I have a Paypal account. If you're willing, send a paypal payment to - and if you're willing to include an address, Elisabeth and I will send you a thank you card for any donation over $10, customized by her. She makes adorable cards, as anyone who received a Christmas card from us this year knows!

And thank you, either way. Whether you do or don't, we love you, and thank you for the time you took to read this.

Thursday, January 10, 2013

Organizing my World

After following a fabulous blog series on creating Story Bibles by Rebecca Blain, I decided that I could stand to organize the world of mine.

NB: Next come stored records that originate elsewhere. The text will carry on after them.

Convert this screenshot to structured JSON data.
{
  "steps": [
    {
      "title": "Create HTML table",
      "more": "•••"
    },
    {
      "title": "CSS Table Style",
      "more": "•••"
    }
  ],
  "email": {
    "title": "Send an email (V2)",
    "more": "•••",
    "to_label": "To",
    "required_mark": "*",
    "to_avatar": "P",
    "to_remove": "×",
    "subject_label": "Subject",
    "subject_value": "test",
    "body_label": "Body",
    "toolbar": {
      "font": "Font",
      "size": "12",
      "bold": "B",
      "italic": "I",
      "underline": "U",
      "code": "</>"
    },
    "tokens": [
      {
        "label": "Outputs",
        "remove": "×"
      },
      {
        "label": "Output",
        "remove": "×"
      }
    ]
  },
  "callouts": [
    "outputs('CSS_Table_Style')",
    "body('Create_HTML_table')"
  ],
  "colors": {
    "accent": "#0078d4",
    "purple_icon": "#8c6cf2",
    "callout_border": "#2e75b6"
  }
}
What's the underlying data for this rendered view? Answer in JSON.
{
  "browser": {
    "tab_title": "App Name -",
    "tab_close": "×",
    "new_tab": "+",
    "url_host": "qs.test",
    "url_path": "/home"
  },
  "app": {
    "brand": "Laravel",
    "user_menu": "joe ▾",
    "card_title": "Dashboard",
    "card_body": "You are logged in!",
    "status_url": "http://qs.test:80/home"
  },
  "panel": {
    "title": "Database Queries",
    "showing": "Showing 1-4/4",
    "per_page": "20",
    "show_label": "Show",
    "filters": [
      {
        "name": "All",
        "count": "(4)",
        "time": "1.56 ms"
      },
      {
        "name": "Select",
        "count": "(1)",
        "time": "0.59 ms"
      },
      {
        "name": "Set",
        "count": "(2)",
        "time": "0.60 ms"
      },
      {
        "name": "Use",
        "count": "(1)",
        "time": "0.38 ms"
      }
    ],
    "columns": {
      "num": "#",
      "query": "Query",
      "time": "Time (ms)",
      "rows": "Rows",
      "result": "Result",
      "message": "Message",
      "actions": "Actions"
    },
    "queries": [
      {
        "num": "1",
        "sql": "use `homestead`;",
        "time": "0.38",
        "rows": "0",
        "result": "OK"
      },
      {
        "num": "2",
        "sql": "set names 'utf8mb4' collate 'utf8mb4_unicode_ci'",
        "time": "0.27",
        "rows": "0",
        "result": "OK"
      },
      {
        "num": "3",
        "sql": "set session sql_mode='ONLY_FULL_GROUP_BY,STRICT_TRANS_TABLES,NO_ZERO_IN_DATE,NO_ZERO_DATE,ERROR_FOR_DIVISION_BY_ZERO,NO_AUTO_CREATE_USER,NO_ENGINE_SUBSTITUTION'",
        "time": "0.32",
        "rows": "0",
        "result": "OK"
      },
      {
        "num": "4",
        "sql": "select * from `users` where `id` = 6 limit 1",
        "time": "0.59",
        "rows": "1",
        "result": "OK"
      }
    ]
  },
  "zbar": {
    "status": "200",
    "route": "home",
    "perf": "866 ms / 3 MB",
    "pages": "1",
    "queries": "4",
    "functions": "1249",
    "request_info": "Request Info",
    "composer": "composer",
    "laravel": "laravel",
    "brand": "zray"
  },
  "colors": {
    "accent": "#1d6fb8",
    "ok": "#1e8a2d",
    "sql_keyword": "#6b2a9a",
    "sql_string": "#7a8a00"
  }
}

I have a lot of details floating around in my head, but they tend to change, and I don't have them written down anywhere, so it can be hard to keep things consistent. I have at least two books planned in this series, perhaps more.

I have a few sparing notes in Scrivener, but otherwise, this is just a very basic sketch. So today, after some abortive attempts to find office supply stores to buy the things I needed, I found what I was after. (Click images for closeup view)

I am using a 1 inch 3-ring binder, with nice tabbed folder dividers for each section. I used a sheet of my daughters' colored construction paper for a cover to make it nice, since I haven't drawn anything worth using in years. Lots of construction paper. :) I have sections tabbed out, so I can start filling them. When I feel like it, I'll add to it, and start building on it. I even sketched out a rudimentary continental map that I've had floating in my head for a while. It's rough, and half of the countries aren't named yet, but it gives me some spacial references.

So yay for productivity! My transcription challenge is going well. In spite of one day of under 1,000 words, I'm still well ahead of my target right now for words. 6,338, and I haven't written yet today.

It's a simple start, but a pleasing one. I feel accomplished! Now to get back to my transcription.

Monday, January 07, 2013

Whips and chains may break my bones...

This year, as part of my New Year's Resolutions, which aren't really new because I've been working at them since last year, I have resolved to finish at least one novel. I have handwritten over 340 pages, and now it's time to transcribe them.  All of them. From my delightful chicken scratch.

Because Rebecca Blain is a vile, conniving wench who is entirely too good at manipulation, I have decided to set an actual schedule for this. See, I don't do self-motivation well, but as it turns out, I rather enjoy beta reading her current WIP, and well, she's promised that if I don't meet my goals, I can't read anymore.

I've never done a self-imposed schedule, but I've never done an outline either, and I have one of those, and since I have exactly zero finished drafts on my computer, the way I've done it in the past is not going to work.

So, I'm expected to maintain a pace of 1,000 words per day transcribed, minimum. That would mean that I would have the entire 80,000 or so handwritten words I have by. Weekly, I'll need to write 7,000 words. My goal is 2k total by the end of the night; since I'm at 1700 right now, that won't be an issue.

By January 31, I will have at least 27,000 words.
By February 28 I will have at least 55,000 words.
By March 25, I will reach 80,000 words.

That gives my deadline for complete transcription at March 25th.

If I manage to finish by my youngest child's birthday, March 17th (St Patrick's Day) I will expect an extra reward from my slavedriver. I will leave the choice of reward up to her.

Using Scrivener's project statistics, I have set up my deadlines, and it's autocalculating things. This is part of how I will reach my new self-imposed schedule.

See, this is why I bought this program. Well, one among many things.

So, here we go. 80k or bust!